“Formalizing Confidence Propagation in Analogico-Inductive Reasoning”; **John Licato**, Maxwell Fowler (Indiana University/Purdue University Fort Wayne) et al.

In the third millennium, inductive logic will be revived into all of the glory that its advent in the second one quietly indicated. Along with the probabilistic and statistical machinery so popular now in AI, inductive logic is driven by an insistence that cogent argumentation is crucial. This means movement beyond deductive proof to analogical, inductive, and abductive argumentation, and use of not only probability theory, but other formal frameworks for uncertainty (e.g., confidence levels/strength factors). At the same time, these innovations will be applied not just to the extensional realm of classical mathematics, but the realm of human mentation. The paper from Licato and Fowler constitutes a detailed case in point.

“Normative Conflicts and Moral Robots: Challenges and Prospects”; **Paul Bello** (Naval Research Laboratory) & **Matthias Scheutz** (Tufts University)

Contradictions had for Euclid great utility, and their role in his work has been sustained to this day in many parts of the formal sciences. For example, his justly famous reductio proof that there are infinitely many primes still routinely serves as an exemplar for secondary-level students of mathematics across the globe. But logic in the third millennium will increasingly explore, for domains other than classical mathematics, more flexible kinds of “conflict” — such as the kinds that arise when norms, including ethical ones, conflict. Bello and Scheutz provide their own case in point, showing that third-millennium deontic logics can handle such conflict, and do so in connection not merely with intelligent software, but real-world robots.

“Toward a Logic-Based, AI-Powered Interrogation System”; Will Bridewell, **Paul Bello** (Naval Research Laboratory), Rikhiya Ghosh (RPI) et al.

Aristotle, as mentioned, laid a foundation for a focus on the logic of knowledge and belief, and AI as the second millennium ended, buoyed by advances in philosophical logic, began to build artifacts that not only (at least in some formal sense) know, believe, desire, and intend (so-called “BDI” systems). But today, logic for AI and cognitive robotics is pressing ahead with implemented formalizations of extremely nuanced concepts in the realm of human psychology and communication. Could an AI system, armed with computational logic able to model such phenomena as mendacity, paltering, and bullshitting, detect instances of such concepts in human interrogatees, and prove that such detection is correct? Bridewell et al. establish the affirmative response to this query.

“Solving the Lottery Paradox in a Cognitive Calculus”; **Kevin O’Neill**, Peter Kassimis (Rensselaer Polytechnic Institute) et al.

The Lottery Paradox (LP) involves not just deductive reasoning, but inductive reasoning as well. A pioneer in the intersection of computing and philosophy, the late John Pollock, proposed a solution, using his Oscar system. Unfortunately, Oscar fell into desuetude.

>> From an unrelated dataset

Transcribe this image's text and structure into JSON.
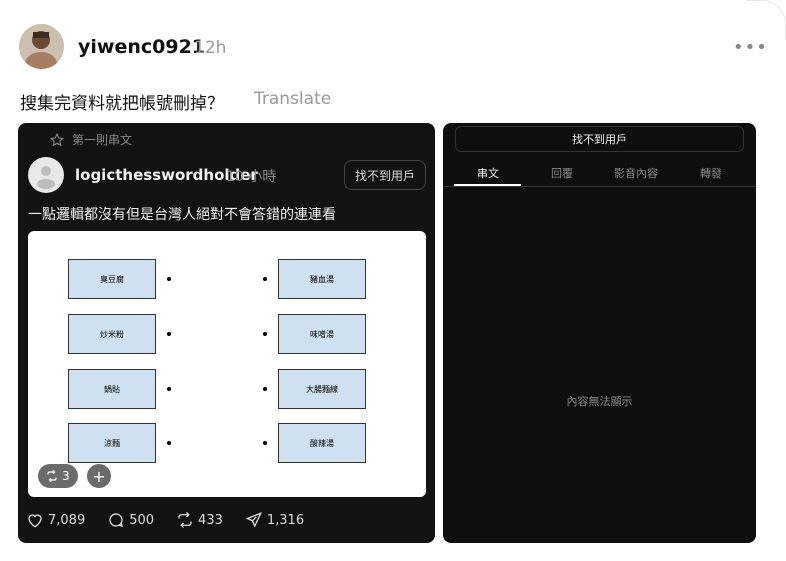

It has now been resurrected, and, courtesy of more expressive metalogical machinery than what Pollock originally devised, Pollock’s intractable approach paves the way to a tractable one. In addition, a second, Bringsjordian solution to LP, via a so-called “cognitive calculus” that is a third-millennium successor to BDI logics, is provided by O’Neill et al.

1. There were some antecedents, yes, but for present purposes they can be blamelessly left aside.

2. Courtesy of the theory of the syllogism, the fixed, limited quantification of which Euclid had greatly exceeded.

3. A robust treatment would cite Pascal, Boole, Kolmogorov, and that indefatigable inductive logician, Carnap.

4. We thus have Herbert Simon’s LOGIC THEORIST, which stole the show at the original 1956 Dartmouth Conference that marked the inception of the field of AI, by revealing to the world that some of the theorems in Russell and Whitehead’s *Principia Mathematica* could be machine-proved.